Center back

Center back

Here is where my hand stitching really kicked in. Once the binding has been stitched to the outside, it is turned and then stitched inside. I took as small of stitches as I could and every fifth stitch I took another stitch right on top to prevent the work from slipping. I added the 3 x marks because the chemise is identical front and back except for a small line on the neck band.

Hem inside

Hem inside

Hem outside

Hem outside

Here is the hand stitched hem.  I took a very deep hem because Melody tends to grow up but not out. I expect she will wear this for several years. By the time I started sewing this hem, I had received my order of sewing wax. I used a single thread, waxed it, and again took an extra stitch every fifth stitch. While I can’t say that my running stitch is of very high quality yet, it is even and straight. :-)

Finished neckline with whitework

Finished neckline with whitework

Finished chemise

Finished chemise

This will be Melody’s “every day” chemise, which she will use as early as the Vista Reenactment coming up in March! As you can see, this is a generous garment that should fit nearly any child comfortably. I am looking forward to making the drawers next. In fact, I want to go cut them out right now!

Mid Century Party Dress

Last year, my family went to the local county fair. Of course, I always take a look at the sewing entries, and the costume entires. The items in last year’s display were……interesting, to say it politely. I’m a dedicated admirer of historical clothing and sewing techniques. Some of the “historical costumes” submitted last year were exactly that – costumes. There is a huge difference between historical garments used in a modern stage play about the Antebellum South and actual reproduction garments worn by history enthusiasts. To most people, the two types of clothing look identical, but to those of us who know, the disparity is drastic. It was at that moment, as I gazed on a silk child’s dress made by a competent seamstress in a completely inaccurate manner to replicate the look of a Colonial child’s dress, that I decided I would like to make and submit to the county fair a full set of clothing in period accurate materials with period accurate construction techniques.

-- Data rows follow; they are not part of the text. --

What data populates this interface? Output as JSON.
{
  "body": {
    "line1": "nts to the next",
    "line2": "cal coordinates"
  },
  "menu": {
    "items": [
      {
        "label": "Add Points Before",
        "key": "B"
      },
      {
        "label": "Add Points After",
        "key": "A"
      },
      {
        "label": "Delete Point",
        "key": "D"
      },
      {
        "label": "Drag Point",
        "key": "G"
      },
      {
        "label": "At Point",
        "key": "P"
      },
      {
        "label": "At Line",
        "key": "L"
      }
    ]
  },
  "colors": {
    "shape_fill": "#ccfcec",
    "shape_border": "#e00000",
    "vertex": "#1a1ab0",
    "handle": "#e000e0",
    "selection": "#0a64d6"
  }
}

Um, what did I just say?

I’m taking on a project to create a mid-century (19th century for those who don’t know me well) party dress for my seven-year-old, made as though it came out of great-great-great-granny’s trunk after having been put away after the last big party, and then forgotten for 150 years.

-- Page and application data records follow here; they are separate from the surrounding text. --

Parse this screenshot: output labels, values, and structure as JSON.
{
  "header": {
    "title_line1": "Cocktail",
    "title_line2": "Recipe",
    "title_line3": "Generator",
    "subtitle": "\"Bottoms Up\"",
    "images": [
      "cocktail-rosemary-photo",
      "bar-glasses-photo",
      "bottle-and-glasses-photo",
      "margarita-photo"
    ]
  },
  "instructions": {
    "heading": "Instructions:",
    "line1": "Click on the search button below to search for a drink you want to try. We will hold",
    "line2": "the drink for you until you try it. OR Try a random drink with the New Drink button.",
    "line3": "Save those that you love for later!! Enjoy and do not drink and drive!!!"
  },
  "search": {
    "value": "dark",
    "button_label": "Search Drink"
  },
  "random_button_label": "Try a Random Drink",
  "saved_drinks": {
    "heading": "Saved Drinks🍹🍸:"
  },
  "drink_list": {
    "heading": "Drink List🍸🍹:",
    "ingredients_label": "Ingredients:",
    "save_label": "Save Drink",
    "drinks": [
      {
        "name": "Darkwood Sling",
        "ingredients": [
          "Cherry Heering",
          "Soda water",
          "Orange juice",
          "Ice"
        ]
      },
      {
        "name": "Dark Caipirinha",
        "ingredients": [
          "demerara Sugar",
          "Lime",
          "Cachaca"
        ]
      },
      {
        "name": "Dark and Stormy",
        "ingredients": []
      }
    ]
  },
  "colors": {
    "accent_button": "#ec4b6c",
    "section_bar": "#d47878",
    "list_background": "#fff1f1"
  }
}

Girls Dresses (c) Elizabeth Stewart Clark & Co.

To do this, I will be following the techniques in Elizabeth Stewart Clark’s Historic Moments Patterns, Girls Linens 1840-1865 and Girls Dresses 1840-1865. These two patterns were carefully researched by Ms. Clark to best represent the home sewing techniques used by most women of the era. There are various options for sleeves, necklines and trims that allow for styles across the classes – from poor to upper class.

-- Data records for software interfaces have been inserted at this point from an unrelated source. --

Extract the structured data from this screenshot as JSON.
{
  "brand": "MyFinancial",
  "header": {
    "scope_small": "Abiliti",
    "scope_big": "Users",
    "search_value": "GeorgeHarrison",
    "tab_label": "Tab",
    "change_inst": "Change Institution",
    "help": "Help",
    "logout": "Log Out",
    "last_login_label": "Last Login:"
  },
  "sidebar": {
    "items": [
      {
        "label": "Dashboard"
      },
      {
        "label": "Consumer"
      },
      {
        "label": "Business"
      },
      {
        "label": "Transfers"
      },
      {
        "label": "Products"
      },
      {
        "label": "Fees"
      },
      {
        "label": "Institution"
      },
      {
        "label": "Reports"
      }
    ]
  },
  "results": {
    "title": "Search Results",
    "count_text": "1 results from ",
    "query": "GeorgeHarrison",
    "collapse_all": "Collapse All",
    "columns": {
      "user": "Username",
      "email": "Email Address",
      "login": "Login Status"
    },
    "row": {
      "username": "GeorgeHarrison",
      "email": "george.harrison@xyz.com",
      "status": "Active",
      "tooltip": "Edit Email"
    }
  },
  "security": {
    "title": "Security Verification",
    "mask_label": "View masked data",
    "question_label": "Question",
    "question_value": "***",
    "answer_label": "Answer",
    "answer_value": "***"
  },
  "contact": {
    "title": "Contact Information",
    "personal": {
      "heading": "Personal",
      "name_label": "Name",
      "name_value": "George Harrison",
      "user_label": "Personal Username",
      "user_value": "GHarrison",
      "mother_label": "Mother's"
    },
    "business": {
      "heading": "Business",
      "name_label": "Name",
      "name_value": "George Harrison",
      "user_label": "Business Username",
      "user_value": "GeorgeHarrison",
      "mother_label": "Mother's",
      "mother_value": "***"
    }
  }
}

Girls Linens (c) Elizabeth Stewart Clark & Co.

Now, I have been thinking about this project since last August. I have purchased white bleached muslin for the undergarments and two cuts of silk for the dress. Today I ordered fancy imported Swiss embroidered edging. I got out the pattern and read through the booklet. It’s a tiny bit intimidating when your pattern comes with a 30 page booklet of construction tips and instructions. But, this is one of the best patterns on the market, and I hear wonderful things about it, so I’m going to roll with it.

I took Melody’s measurements tonight. I have always said she is tall and lean! Her measurements fluctuate between three of the sizes in the pattern and one measurement isn’t even on the chart it is so small.

Chest 25″

Waist 21″

Back Neck Length 12″

Neck 11″

Arm Length 19″

Hip to floor 27″

Inseam 22″

Hips 27″

Her chest is between size A-B, waist is not even on the chart for A, BNL between B-C, Neck between A-B and arm between B-C. Sigh…I will have to make a muslin and do some alterations, I suppose. I expect I will start working on this soon as I’ve only got a few months before it must be turned in to the fair committee. Watch for updates as I proceed!

And wish me luck. Lots of it!